Updated information coming soon for our Outreach Activities Tool Kit, for now find additional information here.


Students,Parents,Educators,SWE Members

 Updated information coming soon for our Outreach Awards and Certificates of Merit, for now find additional information here.


Parents,Educators,SWE Members

 Updated information coming soon, for now find additional information here


SWE Members

Outreach Assessment Made Easy

A Step-by-Step Approach to Creating and Summarizing Outreach Surveys

Thank you for the outreach work you do! Programs you run have a lasting impact on students.
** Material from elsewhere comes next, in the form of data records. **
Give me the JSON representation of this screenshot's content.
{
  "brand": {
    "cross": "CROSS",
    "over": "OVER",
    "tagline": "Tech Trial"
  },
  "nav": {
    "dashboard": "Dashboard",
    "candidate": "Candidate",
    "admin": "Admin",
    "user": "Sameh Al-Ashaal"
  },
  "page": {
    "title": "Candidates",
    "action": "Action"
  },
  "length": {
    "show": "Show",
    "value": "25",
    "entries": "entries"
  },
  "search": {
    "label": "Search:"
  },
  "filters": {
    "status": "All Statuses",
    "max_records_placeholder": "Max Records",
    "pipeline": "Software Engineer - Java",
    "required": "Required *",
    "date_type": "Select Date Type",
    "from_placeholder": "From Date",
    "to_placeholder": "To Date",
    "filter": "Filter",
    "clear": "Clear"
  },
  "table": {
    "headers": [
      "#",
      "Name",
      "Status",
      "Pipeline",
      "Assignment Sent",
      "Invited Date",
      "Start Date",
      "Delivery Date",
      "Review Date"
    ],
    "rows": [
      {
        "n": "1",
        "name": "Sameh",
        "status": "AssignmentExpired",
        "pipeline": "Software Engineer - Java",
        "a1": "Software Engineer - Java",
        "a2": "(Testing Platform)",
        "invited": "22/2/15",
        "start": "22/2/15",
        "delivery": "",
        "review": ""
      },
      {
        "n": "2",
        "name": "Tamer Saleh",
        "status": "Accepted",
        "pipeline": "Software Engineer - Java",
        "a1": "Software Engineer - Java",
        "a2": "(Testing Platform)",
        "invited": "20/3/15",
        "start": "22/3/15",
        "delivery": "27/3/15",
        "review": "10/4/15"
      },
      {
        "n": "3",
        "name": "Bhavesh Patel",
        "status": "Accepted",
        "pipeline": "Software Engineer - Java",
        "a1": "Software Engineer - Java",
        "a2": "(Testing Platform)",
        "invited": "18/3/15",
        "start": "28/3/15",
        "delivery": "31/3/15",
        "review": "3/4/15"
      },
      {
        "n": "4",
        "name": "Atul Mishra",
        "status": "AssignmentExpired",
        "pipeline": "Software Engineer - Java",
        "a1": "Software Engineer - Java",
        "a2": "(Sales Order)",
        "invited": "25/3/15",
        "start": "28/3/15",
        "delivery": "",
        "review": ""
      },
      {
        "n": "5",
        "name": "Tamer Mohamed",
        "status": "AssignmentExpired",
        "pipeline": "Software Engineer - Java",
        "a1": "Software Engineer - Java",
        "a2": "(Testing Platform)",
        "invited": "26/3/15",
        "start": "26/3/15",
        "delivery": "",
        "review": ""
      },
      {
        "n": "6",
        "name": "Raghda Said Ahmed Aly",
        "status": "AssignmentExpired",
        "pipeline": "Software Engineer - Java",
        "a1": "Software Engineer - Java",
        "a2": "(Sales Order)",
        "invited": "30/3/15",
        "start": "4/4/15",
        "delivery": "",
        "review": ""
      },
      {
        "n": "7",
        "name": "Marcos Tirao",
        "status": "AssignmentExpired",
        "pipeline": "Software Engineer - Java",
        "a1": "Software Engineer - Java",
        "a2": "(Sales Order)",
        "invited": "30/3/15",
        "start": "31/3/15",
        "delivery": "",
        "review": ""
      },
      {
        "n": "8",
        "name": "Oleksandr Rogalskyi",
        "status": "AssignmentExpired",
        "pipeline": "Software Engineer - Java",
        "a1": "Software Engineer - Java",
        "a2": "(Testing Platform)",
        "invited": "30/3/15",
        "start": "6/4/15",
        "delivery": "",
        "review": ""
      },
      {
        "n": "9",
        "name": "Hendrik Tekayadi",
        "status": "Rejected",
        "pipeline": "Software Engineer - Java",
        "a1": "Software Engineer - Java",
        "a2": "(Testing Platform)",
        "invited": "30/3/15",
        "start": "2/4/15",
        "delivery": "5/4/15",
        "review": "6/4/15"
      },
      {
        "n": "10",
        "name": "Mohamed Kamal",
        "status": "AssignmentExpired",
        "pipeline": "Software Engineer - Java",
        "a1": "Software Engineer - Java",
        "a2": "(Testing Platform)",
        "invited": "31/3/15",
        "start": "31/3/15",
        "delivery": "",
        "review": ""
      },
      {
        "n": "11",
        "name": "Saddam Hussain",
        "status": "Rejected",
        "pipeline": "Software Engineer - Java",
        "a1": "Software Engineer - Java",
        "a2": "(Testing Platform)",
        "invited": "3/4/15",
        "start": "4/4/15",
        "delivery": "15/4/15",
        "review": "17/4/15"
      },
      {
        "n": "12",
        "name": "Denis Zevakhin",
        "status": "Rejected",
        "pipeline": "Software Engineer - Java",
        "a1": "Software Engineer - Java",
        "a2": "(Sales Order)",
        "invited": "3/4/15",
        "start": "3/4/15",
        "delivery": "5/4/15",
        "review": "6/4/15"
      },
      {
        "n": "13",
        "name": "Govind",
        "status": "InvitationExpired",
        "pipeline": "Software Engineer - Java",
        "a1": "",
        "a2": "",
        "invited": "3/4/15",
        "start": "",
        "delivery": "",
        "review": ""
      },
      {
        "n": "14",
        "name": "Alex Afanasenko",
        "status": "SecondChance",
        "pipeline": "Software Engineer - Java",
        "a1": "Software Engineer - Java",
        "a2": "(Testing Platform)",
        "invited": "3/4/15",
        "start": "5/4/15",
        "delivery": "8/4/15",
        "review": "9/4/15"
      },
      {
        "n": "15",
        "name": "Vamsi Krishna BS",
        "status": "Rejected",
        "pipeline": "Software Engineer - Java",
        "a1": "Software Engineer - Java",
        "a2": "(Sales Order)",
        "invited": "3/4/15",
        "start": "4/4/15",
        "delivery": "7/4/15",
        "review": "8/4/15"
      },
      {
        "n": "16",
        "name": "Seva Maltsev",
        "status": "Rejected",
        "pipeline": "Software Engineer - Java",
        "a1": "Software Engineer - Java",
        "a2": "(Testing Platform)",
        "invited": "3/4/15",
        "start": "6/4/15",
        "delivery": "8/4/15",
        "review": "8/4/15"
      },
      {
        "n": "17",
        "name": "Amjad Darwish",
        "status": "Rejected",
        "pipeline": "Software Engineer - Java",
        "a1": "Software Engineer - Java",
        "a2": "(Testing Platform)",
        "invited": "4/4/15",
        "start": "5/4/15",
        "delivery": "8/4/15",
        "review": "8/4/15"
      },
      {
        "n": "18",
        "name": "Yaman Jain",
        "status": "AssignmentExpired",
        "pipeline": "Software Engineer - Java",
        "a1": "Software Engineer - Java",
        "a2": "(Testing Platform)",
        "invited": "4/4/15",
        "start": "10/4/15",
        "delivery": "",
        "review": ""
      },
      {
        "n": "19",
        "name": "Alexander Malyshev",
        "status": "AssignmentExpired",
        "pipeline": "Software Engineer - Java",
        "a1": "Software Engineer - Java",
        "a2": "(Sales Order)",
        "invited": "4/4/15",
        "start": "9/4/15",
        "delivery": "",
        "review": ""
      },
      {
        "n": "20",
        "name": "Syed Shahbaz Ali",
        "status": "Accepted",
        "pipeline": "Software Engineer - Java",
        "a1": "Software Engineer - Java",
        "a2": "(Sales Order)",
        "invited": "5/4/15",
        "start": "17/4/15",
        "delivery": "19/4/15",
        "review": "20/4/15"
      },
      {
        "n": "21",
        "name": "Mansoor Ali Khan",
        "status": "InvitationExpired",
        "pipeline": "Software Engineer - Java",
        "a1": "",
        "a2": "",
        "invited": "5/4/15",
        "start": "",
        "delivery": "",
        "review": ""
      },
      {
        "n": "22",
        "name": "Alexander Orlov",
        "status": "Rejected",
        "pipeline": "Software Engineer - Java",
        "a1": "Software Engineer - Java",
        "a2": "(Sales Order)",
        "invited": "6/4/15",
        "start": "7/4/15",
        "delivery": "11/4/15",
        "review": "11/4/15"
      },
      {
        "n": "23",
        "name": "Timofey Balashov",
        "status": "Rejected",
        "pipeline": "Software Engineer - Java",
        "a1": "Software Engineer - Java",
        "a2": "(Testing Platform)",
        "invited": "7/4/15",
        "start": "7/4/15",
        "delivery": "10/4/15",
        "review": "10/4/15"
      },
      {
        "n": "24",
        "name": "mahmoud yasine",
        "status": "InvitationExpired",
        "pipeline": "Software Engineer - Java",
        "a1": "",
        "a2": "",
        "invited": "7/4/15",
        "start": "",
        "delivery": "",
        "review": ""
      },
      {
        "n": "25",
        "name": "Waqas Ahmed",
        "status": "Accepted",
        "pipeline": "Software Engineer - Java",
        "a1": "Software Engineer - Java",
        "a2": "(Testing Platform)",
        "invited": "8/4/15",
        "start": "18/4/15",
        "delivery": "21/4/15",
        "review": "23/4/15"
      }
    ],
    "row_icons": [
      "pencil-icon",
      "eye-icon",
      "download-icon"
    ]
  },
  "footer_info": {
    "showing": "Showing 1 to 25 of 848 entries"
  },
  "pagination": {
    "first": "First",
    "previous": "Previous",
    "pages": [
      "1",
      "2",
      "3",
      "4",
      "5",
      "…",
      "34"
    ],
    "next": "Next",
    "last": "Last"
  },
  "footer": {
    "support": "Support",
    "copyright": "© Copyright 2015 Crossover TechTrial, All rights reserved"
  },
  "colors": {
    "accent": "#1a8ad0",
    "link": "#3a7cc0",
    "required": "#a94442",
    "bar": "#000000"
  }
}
Our “Assessment Made Easy Tool Kit” is a step-by-step approach to creating a post-event survey that you can give your participants (students, parents/educators and volunteers). 

Step 1: Define the Objectives of your Outreach Event 

Step 2: Construct the Survey(s)

Step 3: Summarize Your Survey Results

Download the linked files as needed to select your objectives and construct your surveys.

            0 – Outreach Assessment Made Easy – Read Me First

            (First time users should read this document first.)


            1A – Outreach Objectives – Students – with Corresponding Questions

            1B – Outreach Objectives – Parent Educator Program (PEP) – with Corresponding Questions

            2A – Core Student Survey

            2B – Core Adult – PEP Survey

            2C – Core Activity_Meter

            2D – Core Volunteer Survey

Corporate Partnership Council